Related Journals of Oral Brush Biopsy
Dental fluorosis (also termed mottled enamel) is an extremely common disorder, characterized by hypomineralization of tooth enamel caused by ingestion of excessive fluoride during enamel formation. It appears as a range of visual changes in enamel causing degrees of intrinsic tooth discoloration, and, in some cases, physical damage to the teeth. The severity of the condition is dependent on the dose, duration, and age of the individual during the exposure. The "very mild" (and most common) form of fluorosis, is characterized by small, opaque, "paper" white areas scattered irregularly over the tooth, covering less than 25% of the tooth surface. In the "mild" form of the disease, these mottled patches can involve up to half of the surface area of the teeth. When fluorosis is moderate, all of the surfaces of the teeth are mottled, and teeth may be ground down and brown stains frequently "disfigure" the teeth. Severe fluorosis is characterized by brown discoloration and discrete or confluent pitting; brown stains are widespread and teeth often present a corroded-looking appearance.People with fluorosis are relatively resistant to dental caries (tooth decay caused by bacteria), although they may be of cosmetic concern. In moderate to severe fluorosis, teeth are physically damaged

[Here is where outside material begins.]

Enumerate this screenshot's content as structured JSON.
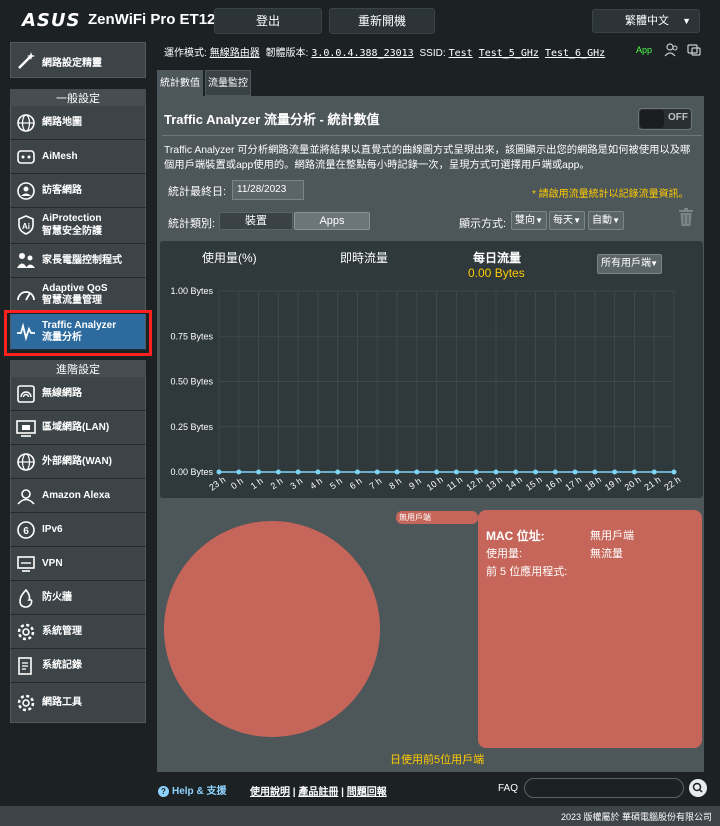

Related Journals of Dental fluorosis
Journal of Environmental & Analytical Toxicology, Journal of Oral Hygiene & Health, Oral Health and Dental Management, JBR Journal of Interdisciplinary Medicine and Dental Science, Journal of Contemporary Dental Practice, Journal of Dentistry, British Dental Journal